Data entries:
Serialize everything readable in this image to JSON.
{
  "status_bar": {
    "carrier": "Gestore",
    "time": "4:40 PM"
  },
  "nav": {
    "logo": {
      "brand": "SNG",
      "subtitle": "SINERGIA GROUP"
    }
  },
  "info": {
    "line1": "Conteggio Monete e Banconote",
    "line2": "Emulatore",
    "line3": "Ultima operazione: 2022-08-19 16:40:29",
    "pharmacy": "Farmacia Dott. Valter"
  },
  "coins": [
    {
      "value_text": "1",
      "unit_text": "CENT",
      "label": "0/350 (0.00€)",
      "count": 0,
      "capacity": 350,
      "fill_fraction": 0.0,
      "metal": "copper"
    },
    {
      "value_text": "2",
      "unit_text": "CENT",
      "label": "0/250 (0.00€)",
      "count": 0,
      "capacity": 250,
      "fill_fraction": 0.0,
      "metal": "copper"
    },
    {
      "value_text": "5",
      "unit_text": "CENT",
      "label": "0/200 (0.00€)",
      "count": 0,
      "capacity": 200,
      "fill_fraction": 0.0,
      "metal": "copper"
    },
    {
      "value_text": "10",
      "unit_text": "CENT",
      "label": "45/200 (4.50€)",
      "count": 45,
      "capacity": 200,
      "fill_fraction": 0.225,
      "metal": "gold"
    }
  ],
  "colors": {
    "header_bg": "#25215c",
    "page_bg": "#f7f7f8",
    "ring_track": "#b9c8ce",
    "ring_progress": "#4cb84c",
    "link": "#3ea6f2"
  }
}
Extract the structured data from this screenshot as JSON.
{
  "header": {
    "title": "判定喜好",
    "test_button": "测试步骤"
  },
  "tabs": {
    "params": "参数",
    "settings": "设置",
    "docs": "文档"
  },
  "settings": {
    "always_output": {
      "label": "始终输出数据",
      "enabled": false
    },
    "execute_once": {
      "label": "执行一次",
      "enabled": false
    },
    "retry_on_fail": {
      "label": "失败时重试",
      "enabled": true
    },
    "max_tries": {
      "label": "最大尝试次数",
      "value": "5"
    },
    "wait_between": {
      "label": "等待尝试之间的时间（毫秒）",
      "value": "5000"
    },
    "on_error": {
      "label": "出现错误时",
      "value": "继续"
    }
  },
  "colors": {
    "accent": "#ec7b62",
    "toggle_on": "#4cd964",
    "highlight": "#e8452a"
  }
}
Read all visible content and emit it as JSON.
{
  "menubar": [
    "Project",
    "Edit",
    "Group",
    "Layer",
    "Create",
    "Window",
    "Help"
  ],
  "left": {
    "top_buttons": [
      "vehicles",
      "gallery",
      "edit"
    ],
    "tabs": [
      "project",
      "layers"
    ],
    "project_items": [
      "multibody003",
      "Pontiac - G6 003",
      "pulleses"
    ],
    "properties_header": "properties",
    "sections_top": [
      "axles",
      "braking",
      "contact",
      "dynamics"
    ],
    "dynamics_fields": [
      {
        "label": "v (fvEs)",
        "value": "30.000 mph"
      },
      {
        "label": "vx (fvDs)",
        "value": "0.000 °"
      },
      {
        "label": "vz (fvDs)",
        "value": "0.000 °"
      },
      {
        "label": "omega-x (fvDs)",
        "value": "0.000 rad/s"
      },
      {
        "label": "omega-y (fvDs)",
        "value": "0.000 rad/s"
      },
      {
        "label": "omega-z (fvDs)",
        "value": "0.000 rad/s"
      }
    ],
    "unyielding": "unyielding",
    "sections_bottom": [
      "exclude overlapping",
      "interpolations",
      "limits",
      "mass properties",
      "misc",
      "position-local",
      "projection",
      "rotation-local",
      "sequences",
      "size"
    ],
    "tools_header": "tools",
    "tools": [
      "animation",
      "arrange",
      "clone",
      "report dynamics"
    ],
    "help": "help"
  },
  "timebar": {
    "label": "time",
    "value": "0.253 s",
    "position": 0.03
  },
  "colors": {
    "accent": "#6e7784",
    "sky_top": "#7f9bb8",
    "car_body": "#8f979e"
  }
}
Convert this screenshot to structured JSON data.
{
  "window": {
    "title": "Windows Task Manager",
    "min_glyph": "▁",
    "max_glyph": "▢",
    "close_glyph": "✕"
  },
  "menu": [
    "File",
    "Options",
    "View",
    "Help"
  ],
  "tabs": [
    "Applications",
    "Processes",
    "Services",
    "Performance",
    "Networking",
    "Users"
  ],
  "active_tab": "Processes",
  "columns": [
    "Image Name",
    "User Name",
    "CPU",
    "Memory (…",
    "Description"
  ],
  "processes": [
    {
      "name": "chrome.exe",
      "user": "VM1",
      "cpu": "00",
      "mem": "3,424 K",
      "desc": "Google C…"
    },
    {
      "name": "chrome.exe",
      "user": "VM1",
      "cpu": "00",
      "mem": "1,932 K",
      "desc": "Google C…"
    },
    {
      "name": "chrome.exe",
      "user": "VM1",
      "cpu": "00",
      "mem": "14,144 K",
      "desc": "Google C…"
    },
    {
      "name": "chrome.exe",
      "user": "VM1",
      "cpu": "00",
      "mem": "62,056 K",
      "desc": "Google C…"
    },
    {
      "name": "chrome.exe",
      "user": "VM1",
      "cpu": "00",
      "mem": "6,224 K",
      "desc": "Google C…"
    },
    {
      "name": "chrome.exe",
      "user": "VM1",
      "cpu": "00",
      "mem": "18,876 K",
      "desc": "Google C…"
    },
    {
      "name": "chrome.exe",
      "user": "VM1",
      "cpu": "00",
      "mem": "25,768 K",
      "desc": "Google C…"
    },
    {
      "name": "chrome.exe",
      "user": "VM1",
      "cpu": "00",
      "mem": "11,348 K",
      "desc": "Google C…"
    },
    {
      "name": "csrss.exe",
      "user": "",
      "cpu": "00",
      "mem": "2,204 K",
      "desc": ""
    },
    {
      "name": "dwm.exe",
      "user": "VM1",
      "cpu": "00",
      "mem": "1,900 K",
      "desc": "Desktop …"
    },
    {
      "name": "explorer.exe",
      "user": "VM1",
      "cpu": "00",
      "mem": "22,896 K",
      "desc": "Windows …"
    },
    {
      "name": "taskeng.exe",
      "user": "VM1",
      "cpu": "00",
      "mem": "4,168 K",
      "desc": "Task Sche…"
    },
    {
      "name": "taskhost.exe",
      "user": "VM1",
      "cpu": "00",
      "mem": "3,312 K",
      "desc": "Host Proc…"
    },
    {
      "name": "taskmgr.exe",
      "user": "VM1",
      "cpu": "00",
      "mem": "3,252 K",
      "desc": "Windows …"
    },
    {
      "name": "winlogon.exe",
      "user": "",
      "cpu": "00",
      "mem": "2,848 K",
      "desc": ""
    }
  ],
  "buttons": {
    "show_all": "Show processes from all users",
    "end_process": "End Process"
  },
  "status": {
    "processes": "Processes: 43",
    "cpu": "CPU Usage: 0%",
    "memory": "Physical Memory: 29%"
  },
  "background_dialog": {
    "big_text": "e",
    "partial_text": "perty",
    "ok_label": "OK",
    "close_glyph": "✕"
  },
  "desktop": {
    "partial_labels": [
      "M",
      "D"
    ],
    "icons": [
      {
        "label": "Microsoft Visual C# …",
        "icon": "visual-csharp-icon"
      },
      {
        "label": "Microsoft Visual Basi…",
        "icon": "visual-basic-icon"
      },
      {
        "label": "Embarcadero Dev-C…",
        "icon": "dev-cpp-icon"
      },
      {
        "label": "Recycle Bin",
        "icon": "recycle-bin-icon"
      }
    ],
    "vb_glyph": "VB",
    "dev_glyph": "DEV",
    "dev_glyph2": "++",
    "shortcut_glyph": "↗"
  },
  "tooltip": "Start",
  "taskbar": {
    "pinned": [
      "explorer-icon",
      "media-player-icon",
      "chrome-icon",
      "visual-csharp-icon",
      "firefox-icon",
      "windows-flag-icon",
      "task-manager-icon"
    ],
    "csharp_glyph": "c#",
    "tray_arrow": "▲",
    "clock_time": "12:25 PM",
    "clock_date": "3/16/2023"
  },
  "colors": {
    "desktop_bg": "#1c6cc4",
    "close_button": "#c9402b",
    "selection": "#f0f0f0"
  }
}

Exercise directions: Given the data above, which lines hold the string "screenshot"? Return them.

Solution to this task:
Extract the structured data from this screenshot as JSON.
Convert this screenshot to structured JSON data.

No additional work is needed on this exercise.